Combining AT&T's broadband and wireless services with DirecTV's nationwide satellite TV service will create a powerhouse of broadband, entertainment and communications services. AT&T gets access to DirecTV's content deals, such as its package of National Football League games, as well as the ability to deliver those services to everyone across the country. (AT&T only offers its video service to a few states.) DirecTV's video relationships could become key as more content is delivered on mobile devices.

"We're now a fundamentally different company with a diversified set of capabilities and businesses that set us apart from the competition," AT&T CEO Randall Stephenson said in a statement.
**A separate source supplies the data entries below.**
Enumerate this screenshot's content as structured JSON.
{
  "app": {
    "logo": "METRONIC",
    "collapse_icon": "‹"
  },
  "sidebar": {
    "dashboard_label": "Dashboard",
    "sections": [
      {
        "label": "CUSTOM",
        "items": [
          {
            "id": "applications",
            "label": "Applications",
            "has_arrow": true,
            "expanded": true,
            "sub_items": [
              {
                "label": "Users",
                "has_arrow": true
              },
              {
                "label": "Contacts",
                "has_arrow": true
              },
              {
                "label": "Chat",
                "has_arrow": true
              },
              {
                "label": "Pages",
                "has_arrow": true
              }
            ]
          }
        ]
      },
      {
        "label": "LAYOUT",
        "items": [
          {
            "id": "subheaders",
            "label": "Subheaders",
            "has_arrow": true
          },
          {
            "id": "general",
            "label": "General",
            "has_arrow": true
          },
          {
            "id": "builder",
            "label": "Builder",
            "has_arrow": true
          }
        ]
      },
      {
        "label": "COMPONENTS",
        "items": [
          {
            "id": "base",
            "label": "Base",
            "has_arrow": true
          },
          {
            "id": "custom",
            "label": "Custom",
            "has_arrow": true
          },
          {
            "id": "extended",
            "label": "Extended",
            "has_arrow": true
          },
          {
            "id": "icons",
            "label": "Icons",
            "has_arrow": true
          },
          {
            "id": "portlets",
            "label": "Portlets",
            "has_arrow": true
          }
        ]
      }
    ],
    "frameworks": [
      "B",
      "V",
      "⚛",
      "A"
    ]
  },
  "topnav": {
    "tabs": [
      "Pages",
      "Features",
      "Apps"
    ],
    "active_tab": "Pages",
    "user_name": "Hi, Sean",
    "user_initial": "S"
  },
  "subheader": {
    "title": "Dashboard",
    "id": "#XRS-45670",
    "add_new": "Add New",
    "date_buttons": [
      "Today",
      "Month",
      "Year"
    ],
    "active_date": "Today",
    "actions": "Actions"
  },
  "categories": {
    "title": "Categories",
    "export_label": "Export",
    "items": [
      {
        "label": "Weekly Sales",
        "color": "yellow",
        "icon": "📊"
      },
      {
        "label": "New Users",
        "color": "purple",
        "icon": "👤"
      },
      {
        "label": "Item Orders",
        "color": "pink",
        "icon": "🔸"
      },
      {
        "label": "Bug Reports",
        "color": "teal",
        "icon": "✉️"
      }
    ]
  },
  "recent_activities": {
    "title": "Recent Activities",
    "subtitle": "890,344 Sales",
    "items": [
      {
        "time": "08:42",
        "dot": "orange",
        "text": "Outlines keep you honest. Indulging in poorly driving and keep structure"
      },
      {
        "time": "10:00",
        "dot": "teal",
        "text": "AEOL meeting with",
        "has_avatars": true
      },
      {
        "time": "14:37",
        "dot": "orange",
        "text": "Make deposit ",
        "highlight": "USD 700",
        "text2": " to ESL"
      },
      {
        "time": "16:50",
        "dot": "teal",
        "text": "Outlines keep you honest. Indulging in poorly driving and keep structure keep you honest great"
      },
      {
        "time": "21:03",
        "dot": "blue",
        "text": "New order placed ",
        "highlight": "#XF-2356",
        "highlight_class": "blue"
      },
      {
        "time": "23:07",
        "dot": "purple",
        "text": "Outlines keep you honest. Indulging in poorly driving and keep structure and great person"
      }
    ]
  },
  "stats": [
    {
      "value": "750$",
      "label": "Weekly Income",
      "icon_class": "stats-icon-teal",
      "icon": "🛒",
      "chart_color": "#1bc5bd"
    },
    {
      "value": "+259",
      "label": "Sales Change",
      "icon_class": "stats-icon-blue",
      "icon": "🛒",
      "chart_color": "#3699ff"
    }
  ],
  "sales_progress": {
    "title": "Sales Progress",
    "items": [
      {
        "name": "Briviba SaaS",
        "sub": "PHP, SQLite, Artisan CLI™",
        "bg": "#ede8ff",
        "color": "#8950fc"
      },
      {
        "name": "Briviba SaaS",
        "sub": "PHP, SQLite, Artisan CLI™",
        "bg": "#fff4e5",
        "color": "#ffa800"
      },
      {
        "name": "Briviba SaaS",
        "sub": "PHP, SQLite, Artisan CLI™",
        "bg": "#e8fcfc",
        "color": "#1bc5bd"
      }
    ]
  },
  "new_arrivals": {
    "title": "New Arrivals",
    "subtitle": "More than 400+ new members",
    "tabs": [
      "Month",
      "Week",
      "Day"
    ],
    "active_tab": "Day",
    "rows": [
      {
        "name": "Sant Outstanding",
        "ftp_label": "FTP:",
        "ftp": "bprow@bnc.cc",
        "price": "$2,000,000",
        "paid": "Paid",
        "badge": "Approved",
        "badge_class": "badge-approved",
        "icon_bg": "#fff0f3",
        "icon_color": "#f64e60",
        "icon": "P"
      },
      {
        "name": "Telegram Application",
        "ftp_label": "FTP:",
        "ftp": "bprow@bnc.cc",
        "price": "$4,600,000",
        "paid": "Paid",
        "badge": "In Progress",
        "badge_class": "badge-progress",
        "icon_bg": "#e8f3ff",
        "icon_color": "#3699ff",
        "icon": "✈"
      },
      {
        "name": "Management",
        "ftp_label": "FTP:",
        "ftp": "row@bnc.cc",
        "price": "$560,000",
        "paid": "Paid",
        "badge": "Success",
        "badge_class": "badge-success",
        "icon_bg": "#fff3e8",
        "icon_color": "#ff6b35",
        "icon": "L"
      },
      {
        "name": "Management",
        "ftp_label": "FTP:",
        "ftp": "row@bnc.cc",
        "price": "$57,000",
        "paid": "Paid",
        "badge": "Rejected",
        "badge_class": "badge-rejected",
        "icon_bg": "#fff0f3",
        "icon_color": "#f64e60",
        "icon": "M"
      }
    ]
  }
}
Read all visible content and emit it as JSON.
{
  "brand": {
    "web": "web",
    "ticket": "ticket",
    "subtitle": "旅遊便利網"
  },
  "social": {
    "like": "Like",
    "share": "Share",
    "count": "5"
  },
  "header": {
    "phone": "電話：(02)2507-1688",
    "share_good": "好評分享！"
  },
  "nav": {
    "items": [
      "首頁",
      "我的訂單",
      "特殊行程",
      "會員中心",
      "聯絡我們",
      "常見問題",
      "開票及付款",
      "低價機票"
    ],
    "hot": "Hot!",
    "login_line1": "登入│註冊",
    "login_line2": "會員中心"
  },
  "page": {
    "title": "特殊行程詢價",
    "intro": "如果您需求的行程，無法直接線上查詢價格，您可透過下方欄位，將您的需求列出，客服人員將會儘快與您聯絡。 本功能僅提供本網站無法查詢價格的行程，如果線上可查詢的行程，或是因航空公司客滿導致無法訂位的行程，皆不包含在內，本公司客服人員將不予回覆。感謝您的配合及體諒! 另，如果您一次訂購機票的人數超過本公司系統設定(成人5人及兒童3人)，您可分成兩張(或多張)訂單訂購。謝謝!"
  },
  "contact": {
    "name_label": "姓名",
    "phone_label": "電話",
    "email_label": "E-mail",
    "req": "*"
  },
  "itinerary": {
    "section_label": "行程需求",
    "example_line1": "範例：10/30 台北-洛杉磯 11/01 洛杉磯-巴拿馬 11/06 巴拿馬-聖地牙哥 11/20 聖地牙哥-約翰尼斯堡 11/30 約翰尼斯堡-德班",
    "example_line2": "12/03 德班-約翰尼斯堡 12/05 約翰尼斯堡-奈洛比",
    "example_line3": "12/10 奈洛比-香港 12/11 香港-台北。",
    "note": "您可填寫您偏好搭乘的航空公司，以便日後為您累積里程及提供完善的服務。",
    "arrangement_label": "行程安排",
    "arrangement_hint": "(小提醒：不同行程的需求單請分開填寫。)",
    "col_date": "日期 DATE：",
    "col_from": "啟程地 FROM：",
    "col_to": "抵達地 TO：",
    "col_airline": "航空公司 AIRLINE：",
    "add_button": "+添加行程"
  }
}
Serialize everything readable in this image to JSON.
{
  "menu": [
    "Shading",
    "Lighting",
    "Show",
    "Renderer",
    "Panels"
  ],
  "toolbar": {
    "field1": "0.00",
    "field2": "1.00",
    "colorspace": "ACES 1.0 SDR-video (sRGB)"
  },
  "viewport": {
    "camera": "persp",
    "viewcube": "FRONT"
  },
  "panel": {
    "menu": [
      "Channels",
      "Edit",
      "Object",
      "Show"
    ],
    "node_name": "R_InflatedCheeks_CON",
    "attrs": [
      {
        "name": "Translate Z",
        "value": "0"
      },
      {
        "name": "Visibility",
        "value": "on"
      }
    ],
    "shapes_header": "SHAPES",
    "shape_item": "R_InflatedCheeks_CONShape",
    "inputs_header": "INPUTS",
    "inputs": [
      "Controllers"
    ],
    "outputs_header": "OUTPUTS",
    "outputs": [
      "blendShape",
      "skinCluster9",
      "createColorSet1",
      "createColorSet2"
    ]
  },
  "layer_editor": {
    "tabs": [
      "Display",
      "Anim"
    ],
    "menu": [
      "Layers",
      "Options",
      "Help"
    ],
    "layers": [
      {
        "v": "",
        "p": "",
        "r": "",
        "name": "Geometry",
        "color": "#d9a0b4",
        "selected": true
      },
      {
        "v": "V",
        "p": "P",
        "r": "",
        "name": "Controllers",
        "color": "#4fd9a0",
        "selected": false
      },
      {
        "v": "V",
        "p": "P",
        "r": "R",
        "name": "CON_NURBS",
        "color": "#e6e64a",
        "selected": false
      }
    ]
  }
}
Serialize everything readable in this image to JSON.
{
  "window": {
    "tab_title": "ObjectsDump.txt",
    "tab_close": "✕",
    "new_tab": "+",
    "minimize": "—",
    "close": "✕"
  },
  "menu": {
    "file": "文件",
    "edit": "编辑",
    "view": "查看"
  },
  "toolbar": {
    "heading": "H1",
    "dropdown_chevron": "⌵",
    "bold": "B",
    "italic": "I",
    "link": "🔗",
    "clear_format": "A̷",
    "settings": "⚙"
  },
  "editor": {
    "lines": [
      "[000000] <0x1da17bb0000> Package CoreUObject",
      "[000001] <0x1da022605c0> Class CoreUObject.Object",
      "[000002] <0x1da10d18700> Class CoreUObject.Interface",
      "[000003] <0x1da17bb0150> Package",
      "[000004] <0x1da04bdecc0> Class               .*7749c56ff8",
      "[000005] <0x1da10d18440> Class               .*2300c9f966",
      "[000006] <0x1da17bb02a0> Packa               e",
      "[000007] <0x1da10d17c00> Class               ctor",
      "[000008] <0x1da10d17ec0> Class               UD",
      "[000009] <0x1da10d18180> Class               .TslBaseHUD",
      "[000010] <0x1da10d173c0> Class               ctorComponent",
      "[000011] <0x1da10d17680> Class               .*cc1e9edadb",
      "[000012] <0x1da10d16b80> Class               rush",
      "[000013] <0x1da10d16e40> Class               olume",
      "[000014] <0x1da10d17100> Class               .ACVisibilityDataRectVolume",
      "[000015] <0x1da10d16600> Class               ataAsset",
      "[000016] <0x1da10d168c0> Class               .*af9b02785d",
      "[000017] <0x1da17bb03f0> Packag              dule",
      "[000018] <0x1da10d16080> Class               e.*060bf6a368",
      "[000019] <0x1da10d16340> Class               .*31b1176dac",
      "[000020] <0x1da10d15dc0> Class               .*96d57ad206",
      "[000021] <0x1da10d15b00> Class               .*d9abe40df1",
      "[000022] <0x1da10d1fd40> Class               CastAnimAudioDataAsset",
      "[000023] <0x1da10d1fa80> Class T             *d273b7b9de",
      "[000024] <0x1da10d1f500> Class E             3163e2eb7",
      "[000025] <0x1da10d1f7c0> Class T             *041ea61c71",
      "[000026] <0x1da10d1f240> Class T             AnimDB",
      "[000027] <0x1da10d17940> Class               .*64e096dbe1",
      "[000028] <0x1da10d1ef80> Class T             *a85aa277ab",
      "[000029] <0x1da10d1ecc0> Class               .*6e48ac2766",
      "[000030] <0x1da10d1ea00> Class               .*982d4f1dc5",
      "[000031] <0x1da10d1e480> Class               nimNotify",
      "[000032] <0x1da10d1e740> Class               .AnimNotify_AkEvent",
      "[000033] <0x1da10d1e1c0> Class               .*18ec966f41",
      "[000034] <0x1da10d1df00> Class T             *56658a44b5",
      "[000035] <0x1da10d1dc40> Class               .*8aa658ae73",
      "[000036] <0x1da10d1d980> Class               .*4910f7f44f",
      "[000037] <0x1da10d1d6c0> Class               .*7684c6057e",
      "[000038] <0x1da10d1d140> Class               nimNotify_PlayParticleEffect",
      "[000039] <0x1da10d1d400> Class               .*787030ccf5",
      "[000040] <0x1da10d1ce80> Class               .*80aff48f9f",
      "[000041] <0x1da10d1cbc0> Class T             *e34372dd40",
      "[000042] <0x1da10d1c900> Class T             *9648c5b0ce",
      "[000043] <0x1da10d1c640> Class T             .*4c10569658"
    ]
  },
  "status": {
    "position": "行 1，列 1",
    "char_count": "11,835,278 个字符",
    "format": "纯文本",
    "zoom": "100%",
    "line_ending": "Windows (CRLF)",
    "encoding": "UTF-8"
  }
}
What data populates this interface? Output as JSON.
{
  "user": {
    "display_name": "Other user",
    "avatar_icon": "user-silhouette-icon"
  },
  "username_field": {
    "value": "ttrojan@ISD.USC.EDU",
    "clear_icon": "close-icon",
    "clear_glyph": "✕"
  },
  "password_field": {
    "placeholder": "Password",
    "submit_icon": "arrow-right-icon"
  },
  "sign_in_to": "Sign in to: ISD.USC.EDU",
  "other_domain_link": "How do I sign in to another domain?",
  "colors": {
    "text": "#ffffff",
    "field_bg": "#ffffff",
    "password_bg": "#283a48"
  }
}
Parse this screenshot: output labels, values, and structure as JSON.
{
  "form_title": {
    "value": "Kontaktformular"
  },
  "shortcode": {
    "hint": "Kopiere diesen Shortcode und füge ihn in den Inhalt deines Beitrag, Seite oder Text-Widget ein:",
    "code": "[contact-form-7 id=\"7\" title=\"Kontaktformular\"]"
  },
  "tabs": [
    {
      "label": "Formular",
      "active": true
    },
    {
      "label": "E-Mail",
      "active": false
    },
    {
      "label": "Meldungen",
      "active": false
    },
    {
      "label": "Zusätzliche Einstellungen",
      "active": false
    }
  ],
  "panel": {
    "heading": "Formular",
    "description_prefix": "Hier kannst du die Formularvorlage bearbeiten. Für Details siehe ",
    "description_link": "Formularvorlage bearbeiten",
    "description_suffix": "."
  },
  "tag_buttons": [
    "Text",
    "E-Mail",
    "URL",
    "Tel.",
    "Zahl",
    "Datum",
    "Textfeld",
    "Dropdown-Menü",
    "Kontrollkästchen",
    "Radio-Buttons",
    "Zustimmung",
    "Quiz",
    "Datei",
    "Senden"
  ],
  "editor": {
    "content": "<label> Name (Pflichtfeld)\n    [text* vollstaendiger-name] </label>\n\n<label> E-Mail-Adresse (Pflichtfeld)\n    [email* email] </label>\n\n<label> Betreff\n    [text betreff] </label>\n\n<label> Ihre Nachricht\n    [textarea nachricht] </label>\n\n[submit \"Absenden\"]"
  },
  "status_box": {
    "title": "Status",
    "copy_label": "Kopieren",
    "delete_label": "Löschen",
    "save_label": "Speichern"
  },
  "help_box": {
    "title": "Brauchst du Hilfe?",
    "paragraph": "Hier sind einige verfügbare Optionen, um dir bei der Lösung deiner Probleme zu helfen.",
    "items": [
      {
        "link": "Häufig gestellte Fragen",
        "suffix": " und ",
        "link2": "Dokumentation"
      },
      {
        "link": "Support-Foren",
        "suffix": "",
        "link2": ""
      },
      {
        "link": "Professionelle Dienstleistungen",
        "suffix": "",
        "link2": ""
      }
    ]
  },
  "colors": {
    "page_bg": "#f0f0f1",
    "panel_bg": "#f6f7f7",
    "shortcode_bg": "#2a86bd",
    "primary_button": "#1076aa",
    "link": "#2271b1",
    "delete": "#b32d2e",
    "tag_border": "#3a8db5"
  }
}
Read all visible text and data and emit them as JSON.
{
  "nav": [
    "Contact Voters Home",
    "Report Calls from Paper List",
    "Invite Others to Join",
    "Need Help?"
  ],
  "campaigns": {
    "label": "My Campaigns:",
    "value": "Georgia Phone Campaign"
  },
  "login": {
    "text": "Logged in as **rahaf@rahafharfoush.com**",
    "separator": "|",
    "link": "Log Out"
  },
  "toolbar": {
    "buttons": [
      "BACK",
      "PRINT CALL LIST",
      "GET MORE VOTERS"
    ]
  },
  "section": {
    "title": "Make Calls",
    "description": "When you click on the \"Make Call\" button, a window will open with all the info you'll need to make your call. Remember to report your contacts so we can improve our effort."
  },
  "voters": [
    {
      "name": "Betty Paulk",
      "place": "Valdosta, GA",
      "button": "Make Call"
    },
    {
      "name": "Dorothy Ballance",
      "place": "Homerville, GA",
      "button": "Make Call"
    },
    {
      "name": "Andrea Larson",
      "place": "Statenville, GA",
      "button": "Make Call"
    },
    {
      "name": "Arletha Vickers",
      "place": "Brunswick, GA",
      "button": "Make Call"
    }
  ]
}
The closing of the deal came shortly after the Federal Communications Commission announced Friday that the five-member commission had voted to approve the merger. The Department of Justice also said this week that it would not stop the merger. While both federal agencies had some concerns about the second-largest wireless company buying DirecTV, the concerns were not strong enough to oppose the deal. To mitigate concerns, the FCC imposed several conditions on the merger.

Specifically, AT&T agreed to abide by stricter Net neutrality restrictions than is spelled out in rules the agency passed in February, which are meant to ensure all traffic on the Internet is treated equally. AT&T also agreed to increase the number of customers it plans to serve with its high-speed gigabit broadband service. And it made promises to better serve low-income families and schools and libraries with better broadband access.

The acquisition comes as AT&T looks for ways to diversify its business amid tough competition from wireless competitors in the US as well as cable operators in the broadband and paid-TV markets. The company has gone on a buying spree over the past year as it tries to expand its business into new markets and across borders. Earlier this year it completed the $2.5 billion acquisition of Mexican wireless provider Iusacell and the $1.88 billion acquisition of mobile operator Nextel Mexico.

The Department of Justice, which examines potential antitrust concerns, said earlier this week it approved of the deal. FCC Chairman Tom Wheeler also confirmed in a blog post earlier this week that he was recommending the deal be approved. The vote by the whole commission announced Friday makes the FCC's approval official.

Though the FCC has scrutinized other deals in the communications and media sector, experts had expected regulators to approve the merger. Earlier this year, the FCC and Department of Justice rejected Comcast's $45 billion bid to buy fellow cable operator Time Warner Cable. In 2011, the FCC and Justice Department opposed AT&T buying wireless rival T-Mobile.